: Does grandson of a mulesing pioneer admit mulesing doesnt stop flystrike?
: WA Export News August 01, 2008, 04:42:04 PM
Mulesing man not sentimental about the practice

Friday, 01/08/2008

The grandson of a mulesing pioneer says he isn't disappointed about the phase-out of the practice.

Former Broken Hill grazier, Peter Bevan, says his father and grandfather worked for J.H. Mules when the technique for stopping flystrike in sheep was being introduced across Australia.

Despite his family history with mulesing, Mr Bevan says he isn't sentimental about getting rid of it.

"I'm not actually, nobody would want to mules a sheep if they could possibly not do it," he says.

"It's a terrible darn job, it's messy, obviously painful to the lamb naturally.

"If you think back to the really bad blowfly days, you could have mulesed the sheep all over, from nose to tail and they'd probably still had got fly-blown." (
: Re: Does grandson of a mulesing pioneer admit mulesing doesnt stop flystrike?
: Export News Tasmania March 18, 2009, 10:41:37 PM
This of course highlights the fact that there is no possible excuse for the wholesale mulesing of all sheep, since not all sheep will get flystruck, flystrike does not only attack in the breech area, and plenty of mulesed sheep die of flystrike.
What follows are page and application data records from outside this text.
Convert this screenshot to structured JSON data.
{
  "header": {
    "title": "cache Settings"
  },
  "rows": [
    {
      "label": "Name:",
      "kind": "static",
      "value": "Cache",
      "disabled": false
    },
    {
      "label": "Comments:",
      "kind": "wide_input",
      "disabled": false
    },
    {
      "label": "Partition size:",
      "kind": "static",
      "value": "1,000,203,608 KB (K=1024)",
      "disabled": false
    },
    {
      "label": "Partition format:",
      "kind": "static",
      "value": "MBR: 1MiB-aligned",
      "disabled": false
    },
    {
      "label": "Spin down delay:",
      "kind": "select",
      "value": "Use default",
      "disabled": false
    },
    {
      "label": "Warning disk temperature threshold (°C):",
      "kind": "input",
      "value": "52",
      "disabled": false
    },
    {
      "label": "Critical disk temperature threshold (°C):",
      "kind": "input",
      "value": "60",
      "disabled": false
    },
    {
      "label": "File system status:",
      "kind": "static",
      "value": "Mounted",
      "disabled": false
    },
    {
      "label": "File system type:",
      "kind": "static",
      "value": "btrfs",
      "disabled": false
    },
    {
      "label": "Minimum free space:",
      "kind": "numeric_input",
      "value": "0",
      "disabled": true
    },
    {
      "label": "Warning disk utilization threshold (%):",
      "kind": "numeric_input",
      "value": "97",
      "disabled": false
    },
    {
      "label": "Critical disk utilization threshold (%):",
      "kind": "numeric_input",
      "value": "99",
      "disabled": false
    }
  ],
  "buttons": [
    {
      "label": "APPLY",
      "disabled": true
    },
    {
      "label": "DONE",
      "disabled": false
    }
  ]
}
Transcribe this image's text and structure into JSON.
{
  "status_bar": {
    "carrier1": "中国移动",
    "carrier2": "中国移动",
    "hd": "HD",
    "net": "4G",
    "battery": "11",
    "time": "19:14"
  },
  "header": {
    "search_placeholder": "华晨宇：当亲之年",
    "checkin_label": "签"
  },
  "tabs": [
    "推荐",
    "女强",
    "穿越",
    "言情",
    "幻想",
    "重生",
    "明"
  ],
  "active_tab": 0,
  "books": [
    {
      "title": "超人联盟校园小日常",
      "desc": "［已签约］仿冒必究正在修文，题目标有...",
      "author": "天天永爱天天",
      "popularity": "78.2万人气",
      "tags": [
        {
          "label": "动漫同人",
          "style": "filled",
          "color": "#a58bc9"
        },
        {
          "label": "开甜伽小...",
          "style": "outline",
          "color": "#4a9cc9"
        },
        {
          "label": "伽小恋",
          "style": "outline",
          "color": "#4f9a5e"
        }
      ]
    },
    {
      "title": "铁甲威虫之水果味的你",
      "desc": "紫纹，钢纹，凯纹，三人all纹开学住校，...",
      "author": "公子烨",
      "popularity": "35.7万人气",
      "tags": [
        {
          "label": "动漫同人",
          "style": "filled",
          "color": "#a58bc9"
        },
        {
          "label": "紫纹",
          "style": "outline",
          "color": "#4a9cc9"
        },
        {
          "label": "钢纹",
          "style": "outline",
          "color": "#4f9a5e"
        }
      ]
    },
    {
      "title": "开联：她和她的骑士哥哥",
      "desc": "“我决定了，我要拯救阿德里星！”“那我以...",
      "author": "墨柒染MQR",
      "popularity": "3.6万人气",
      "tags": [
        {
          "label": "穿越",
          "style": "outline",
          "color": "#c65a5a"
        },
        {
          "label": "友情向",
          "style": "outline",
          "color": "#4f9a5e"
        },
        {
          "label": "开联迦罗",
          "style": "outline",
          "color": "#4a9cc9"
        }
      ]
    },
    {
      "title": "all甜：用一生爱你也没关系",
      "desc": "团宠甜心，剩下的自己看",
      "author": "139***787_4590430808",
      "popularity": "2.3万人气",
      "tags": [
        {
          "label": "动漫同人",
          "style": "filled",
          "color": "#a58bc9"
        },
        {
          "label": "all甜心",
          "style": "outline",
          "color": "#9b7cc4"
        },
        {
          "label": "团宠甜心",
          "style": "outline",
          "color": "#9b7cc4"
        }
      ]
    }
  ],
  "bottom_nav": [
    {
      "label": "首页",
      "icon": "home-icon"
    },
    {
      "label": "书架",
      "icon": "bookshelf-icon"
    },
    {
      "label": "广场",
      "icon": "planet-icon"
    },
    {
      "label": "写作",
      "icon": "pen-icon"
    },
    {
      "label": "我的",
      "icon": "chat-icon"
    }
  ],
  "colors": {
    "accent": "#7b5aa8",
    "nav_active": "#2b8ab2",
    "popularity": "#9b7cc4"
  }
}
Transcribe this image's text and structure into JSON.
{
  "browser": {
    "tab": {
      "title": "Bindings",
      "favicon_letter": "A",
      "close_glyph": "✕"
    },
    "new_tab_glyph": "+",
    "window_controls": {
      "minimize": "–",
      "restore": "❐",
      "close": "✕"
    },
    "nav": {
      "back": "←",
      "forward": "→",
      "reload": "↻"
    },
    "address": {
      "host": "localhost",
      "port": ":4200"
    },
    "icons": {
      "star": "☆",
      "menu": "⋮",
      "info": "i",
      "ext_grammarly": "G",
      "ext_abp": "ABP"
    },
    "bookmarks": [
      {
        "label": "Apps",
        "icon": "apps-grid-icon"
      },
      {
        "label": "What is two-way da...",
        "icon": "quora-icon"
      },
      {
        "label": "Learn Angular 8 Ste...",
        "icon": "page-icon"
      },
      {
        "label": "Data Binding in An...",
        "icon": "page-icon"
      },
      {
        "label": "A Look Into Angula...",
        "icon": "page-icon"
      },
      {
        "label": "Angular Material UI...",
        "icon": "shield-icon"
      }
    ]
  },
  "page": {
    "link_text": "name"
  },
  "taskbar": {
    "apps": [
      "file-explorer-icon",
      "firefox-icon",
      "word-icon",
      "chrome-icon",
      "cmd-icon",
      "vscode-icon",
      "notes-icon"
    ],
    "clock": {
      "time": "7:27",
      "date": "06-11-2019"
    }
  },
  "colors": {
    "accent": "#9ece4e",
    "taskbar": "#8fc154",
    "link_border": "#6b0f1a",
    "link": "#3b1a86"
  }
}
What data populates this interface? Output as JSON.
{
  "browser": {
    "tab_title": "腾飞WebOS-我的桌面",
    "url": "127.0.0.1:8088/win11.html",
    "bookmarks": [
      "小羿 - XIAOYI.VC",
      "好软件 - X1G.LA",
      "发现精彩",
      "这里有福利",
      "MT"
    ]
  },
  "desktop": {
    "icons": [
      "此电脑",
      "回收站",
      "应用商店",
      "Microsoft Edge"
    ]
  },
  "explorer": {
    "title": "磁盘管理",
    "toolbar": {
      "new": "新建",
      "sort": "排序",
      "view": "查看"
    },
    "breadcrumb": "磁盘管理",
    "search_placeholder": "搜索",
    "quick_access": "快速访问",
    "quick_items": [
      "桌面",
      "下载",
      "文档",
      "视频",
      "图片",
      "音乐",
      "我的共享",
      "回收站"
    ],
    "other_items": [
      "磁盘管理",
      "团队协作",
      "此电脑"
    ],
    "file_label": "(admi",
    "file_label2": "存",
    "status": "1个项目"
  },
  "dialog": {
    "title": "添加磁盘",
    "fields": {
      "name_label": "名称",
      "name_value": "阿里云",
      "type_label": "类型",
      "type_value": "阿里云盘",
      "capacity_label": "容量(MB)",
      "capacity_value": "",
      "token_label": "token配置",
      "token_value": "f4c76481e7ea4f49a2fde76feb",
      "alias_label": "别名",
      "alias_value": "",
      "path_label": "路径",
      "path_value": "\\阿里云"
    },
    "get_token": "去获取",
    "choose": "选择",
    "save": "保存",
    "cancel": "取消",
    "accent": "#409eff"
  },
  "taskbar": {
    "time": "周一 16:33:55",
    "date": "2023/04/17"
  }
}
It is an excuse for lazy farmers who have more sheep than they are willing or able to properly care for.
: Re: Does grandson of a mulesing pioneer admit mulesing doesnt stop flystrike?
: Export News Tasmania March 18, 2009, 10:43:15 PM
Posted to us from a correspondent in Victoria:-

Peter Bevan what you say is absolutely true. Mulesing does not stop flystrike and has just been used as an attempt at labour saving and an excuse for farmers to keep so many sheep (thousands) that they cannot possibly monitor them effectively. Many, many mulesed sheep die of flystrike because mulesing only prevents a proportion of breach strike and does nothing to reduce body strike which is extremely common in many sheep breeds, especially merinos. Because flystrike is easily treatable in its early stages, deaths from flystrike are completely preventable. Leaving a flystruck sheep untreated to die a slow tortuous death amounts to aggravated cruelty and should be treated as such by the authorities. Yet sheep in Australia continue to die in their millions from this affliction because these ‘losses’ are accepted and factored in by the industry. The DPI, which is supposed to police animal welfare on farms, takes no action at all to hold farmers accountable for this neglect. Their attitude is that it is inevitable that farmers will leave flystruck sheep to die and that it is unreasonable to expect farmers to check all their sheep and treat individuals.

To prevent flystrike deaths (and the horrendous suffering it causes), every sheep must be checked at least every second day in fly season and effected animals treated immediately before any damage is done. Therefore good facilities for handling sheep are essential, yet we see that most large sheep paddocks (perhaps hundreds of hectares) do not contain facilities such as yards, and many farms are not set up to enable close monitoring of large numbers of sheep. On particularly poorly managed properties such as the one at Smeaton (YouTube) the animals are inaccessible due to rough country and poor fencing and are therefore terribly neglected. The DPI should take responsibility for ensuring farms are well set up and that preventative measures such as frequent crutching, parasite control and chemical application are adequate. Farmers not prepared to put in the effort should exit the industry. The DPI should also acknowledge the extent of flystrike in this country and start to regard it as a huge animal welfare as well as an economic issue. Consumers of sheep products should be aware that sheep, especially merinos, are poorly adapted to this country and suffer greatly in this environment.

: Re: Does grandson of a mulesing pioneer admit mulesing doesnt stop flystrike?
: Sandra John May 19, 2009, 09:23:02 PM
You are right.  The only way to prevent / manage flystrike in sheep is careful management (including frequent crutching).  As to leaving flystruck sheep to die!  That makes a cruel mockery of the pro-mulsing argument doesn't it?